Optimizing energy-hungry data-centersNow that digital video is ubiquitous, there are vast oceans of data being stored in gigantic data centers around the world. To ensure the accessibility and integrity of all that data, multiple copies of the files are being held, sometimes within the same data center, and sometimes at completely different locations. What if it was possible to reduce that redundancy without compromising the user experience or increasing the risk of data loss? This would mean that data centers could host the same amount of data on fewer pieces of hardware, reducing their energy use, which is significant and growing fast.
That's exactly what a group of researchers from Alcatel-Lucent’s Bell Labs and MIT claim can be achieved thanks to their smart model of Storage Area Networks with Network Coding.
Not being an IT expert, a lot of what is in their paper (pdf) is over my head, but their conclusions are clear: They claim that a 20 to 50% reduction in energy use is possible for enterprise-level storage area networks.
MIT's Technology Review has a simpler explanation, but it doesn't quite give enough details to truly understand how this works:
So-called storage area networks within data center servers rely on a tremendous amount of redundancy to make sure that downloading videos and other content is a smooth, unbroken experience for consumers. Portions of a given video are stored on different disk drives in a data center, with each sequential piece cued up and buffered on your computer shortly before it’s needed. In addition, copies of each portion are stored on different drives, to provide a backup in case any single drive is jammed up. A single data center often serves millions of video requests at the same time.
The new technology, called network coding, cuts way back on the redundancy without sacrificing the smooth experience. Algorithms transform the data that makes up a video into a series of mathematical functions that can, if needed, be solved not just for that piece of the video, but also for different parts. This provides a form of backup that doesn’t rely on keeping complete copies of the data.
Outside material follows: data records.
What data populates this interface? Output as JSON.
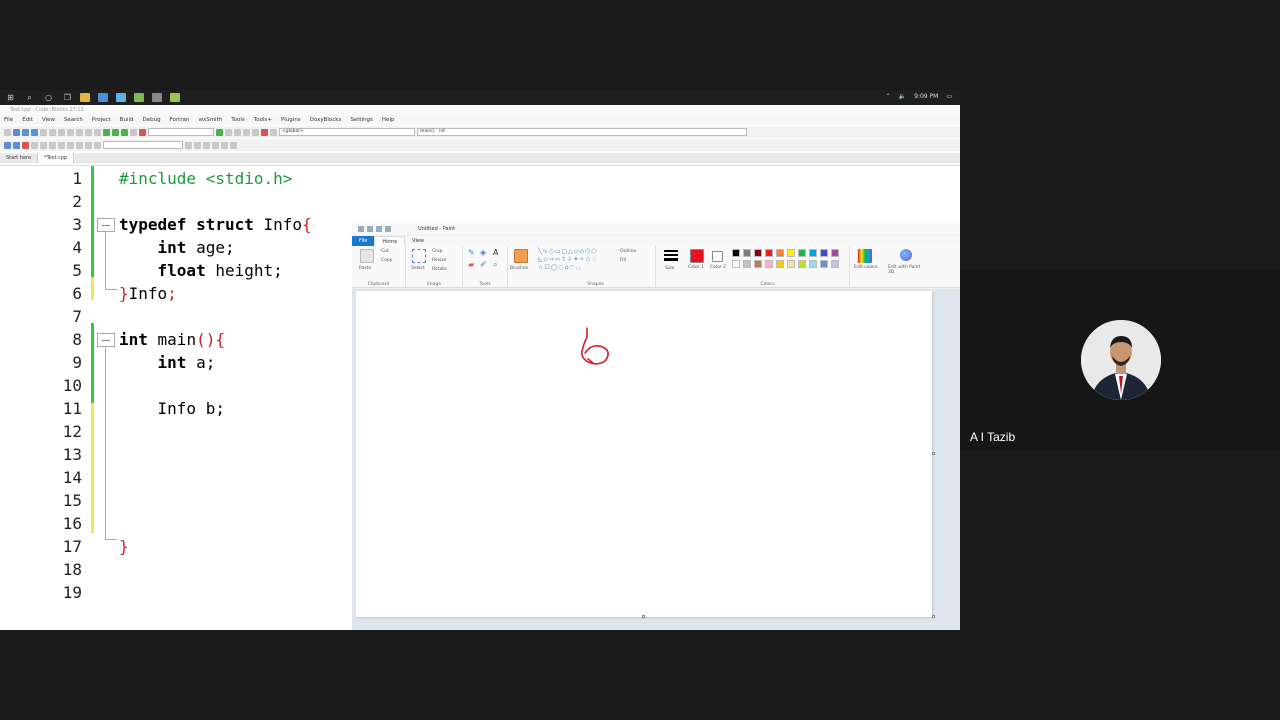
{
  "taskbar": {
    "time": "9:09 PM",
    "icons": [
      "windows-icon",
      "search-icon",
      "cortana-icon",
      "task-view-icon"
    ]
  },
  "codeblocks": {
    "window_title": "Test.cpp - Code::Blocks 17.12",
    "menu": [
      "File",
      "Edit",
      "View",
      "Search",
      "Project",
      "Build",
      "Debug",
      "Fortran",
      "wxSmith",
      "Tools",
      "Tools+",
      "Plugins",
      "DoxyBlocks",
      "Settings",
      "Help"
    ],
    "scope_combo": "<global>",
    "function_combo": "main() : int",
    "tabs": [
      "Start here",
      "*Test.cpp"
    ],
    "line_numbers": [
      "1",
      "2",
      "3",
      "4",
      "5",
      "6",
      "7",
      "8",
      "9",
      "10",
      "11",
      "12",
      "13",
      "14",
      "15",
      "16",
      "17",
      "18",
      "19"
    ],
    "code": {
      "l1_pp": "#include <stdio.h>",
      "l3_kw": "typedef struct",
      "l3_name": " Info",
      "l3_brace": "{",
      "l4_kw": "int",
      "l4_rest": " age;",
      "l5_kw": "float",
      "l5_rest": " height;",
      "l6_brace": "}",
      "l6_name": "Info",
      "l6_semi": ";",
      "l8_kw": "int",
      "l8_name": " main",
      "l8_paren": "(){",
      "l9_kw": "int",
      "l9_rest": " a;",
      "l11_text": "Info b;",
      "l17_brace": "}"
    }
  },
  "paint": {
    "window_title": "Untitled - Paint",
    "tabs": {
      "file": "File",
      "home": "Home",
      "view": "View"
    },
    "groups": {
      "clipboard": "Clipboard",
      "image": "Image",
      "tools": "Tools",
      "shapes": "Shapes",
      "colors": "Colors"
    },
    "buttons": {
      "paste": "Paste",
      "cut": "Cut",
      "copy": "Copy",
      "select": "Select",
      "crop": "Crop",
      "resize": "Resize",
      "rotate": "Rotate",
      "brushes": "Brushes",
      "outline": "Outline",
      "fill": "Fill",
      "size": "Size",
      "color1": "Color 1",
      "color2": "Color 2",
      "edit_colors": "Edit colors",
      "edit_paint3d": "Edit with Paint 3D"
    },
    "color1": "#e81123",
    "color2": "#ffffff",
    "palette": [
      "#000000",
      "#7f7f7f",
      "#880015",
      "#ed1c24",
      "#ff7f27",
      "#fff200",
      "#22b14c",
      "#00a2e8",
      "#3f48cc",
      "#a349a4",
      "#ffffff",
      "#c3c3c3",
      "#b97a57",
      "#ffaec9",
      "#ffc90e",
      "#efe4b0",
      "#b5e61d",
      "#99d9ea",
      "#7092be",
      "#c8bfe7"
    ],
    "drawing_stroke_color": "#d81b2a"
  },
  "participant": {
    "name": "A I Tazib"
  }
}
Software at the data center could simply encode the data as it is stored and decode it as consumers request it. (source)
So if you want all the details, check out the paper.
The authors will test their idea to make sure that the practice matches the theory, but if it does, they claim that there's nothing that keeps it form being deployed fairly quickly (and data center operators probably will welcome the idea, as energy costs are at the top of their expense list).